Oh my god, totally simple delicious food!
These are really easy. They are also nice and heavy and Slavic for the satisfaction of genetic appetite impulse. There's nothing like a big plate of potato, mustard and pickle to make you think you're in a northern climate for one last gasp before it's ultimate summer.
This is kind of a takeoff on a technique I use on chicken occasionally. It's basically a medium-slow braise to infuse your potatoes with all the happy liquids.
Very vermouthy potatoes
several boiling potatoes
half a big yellow onion
water or broth
salt, pepper, paprika, marjoram, oregano
an appropriate casserole dish
First, preheat the oven to 350F.
Slice potatoes into thin slices. It's safest to cut them in half, then put them cut side down and chop half-moons. Flat surface! I had four potatoes. Peel and slice half an onion thinly as well. If you want to avoid long, stringy onion business, cut the half-moons across a couple times.
Now it's time for assembly. Put a single layer of potatoes in your casserole. Sprinkle on some paprika, a pinch of salt, some pepper, and a little marjoram or oregano. Add a layer of onions and spice again. Add a layer of potatoes and spice again.
I just stopped there and used up all my everything in three layers, but you can clearly make a thicker, multi-layered potato business if you want to, for instance, use a loaf pan, or use a whole bunch more potato and onion.
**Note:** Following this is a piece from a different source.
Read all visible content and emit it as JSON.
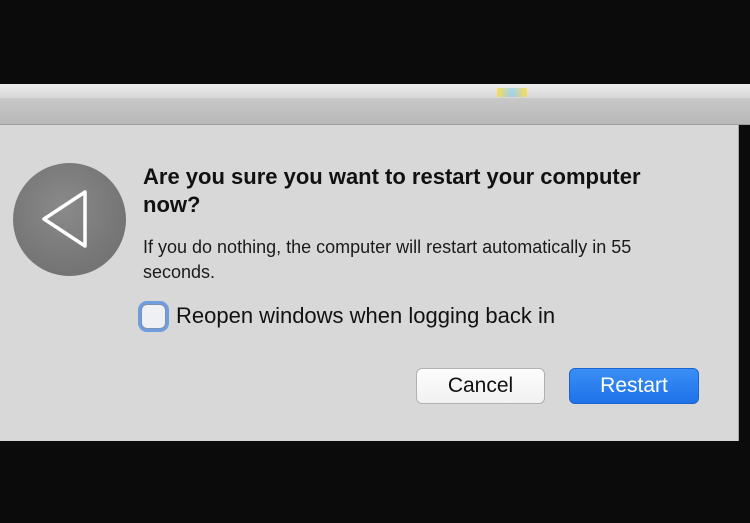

When you've come to your last potato layer, it's time for liquid. Pour a cup or so of water or broth over the pan. Add a big slug of vermouth. Add a good splash of olive oil. Now take a good look at the pan. You want liquid to come about 2/3 of the way up to the surface of the potatoes, or a little higher. If you don't have enough liquids, add some more of whichever sounds tastiest. I wouldn't put in much more oil, but everything else is fair game. As you can tell by the title, I added quite a lot of vermouth, maybe 1/2 or 2/3 cup total. I like vermouth, though. You can clearly just do an all-broth version, or even an all-water if you don't have much of a mouth for spice.
Now put your dish in the oven. Notice that it only took you Maybe ten minutes to make that entire thing.
Let bake for a half hour or so, then check and rotate, tilting the pan to get liquid everywhere. When the potatoes are browned and lovely on top, take them out of the oven.
I ate mine with a bunch of pickles and a whack of mustard. Other things that would've been good: cold salami, sauerkraut if you like that sort of thing, a chunk of sharp cheese. Or you could make salatka (Polish for salad!): mix a couple spoonfuls cottage cheese with a little sour cream; add a bunch of chopped radishes and some salt and pepper; put on hot rye toast and eat. Or you could just have radishes without any sort of dairy, or a cold (potentially pickled) beet salad. It will be awesome.
In the morning, you will probably have leftovers. You could definitely just eat them plain for breakfast. However! You could also use them, as I did, to make egg mess.
Put leftover potatoes in an appropriate pan for scrambling an egg. Warm them up. When things are starting to steam, crack an egg over the business. Stir madly to get the egg beaten and distributed everywhere. (Alternately, you can beat the egg before adding, but whatever, we're lazy here.) Cook until egg is done. Eat either alone or with toast for delicious superstarch egg mess sandwich.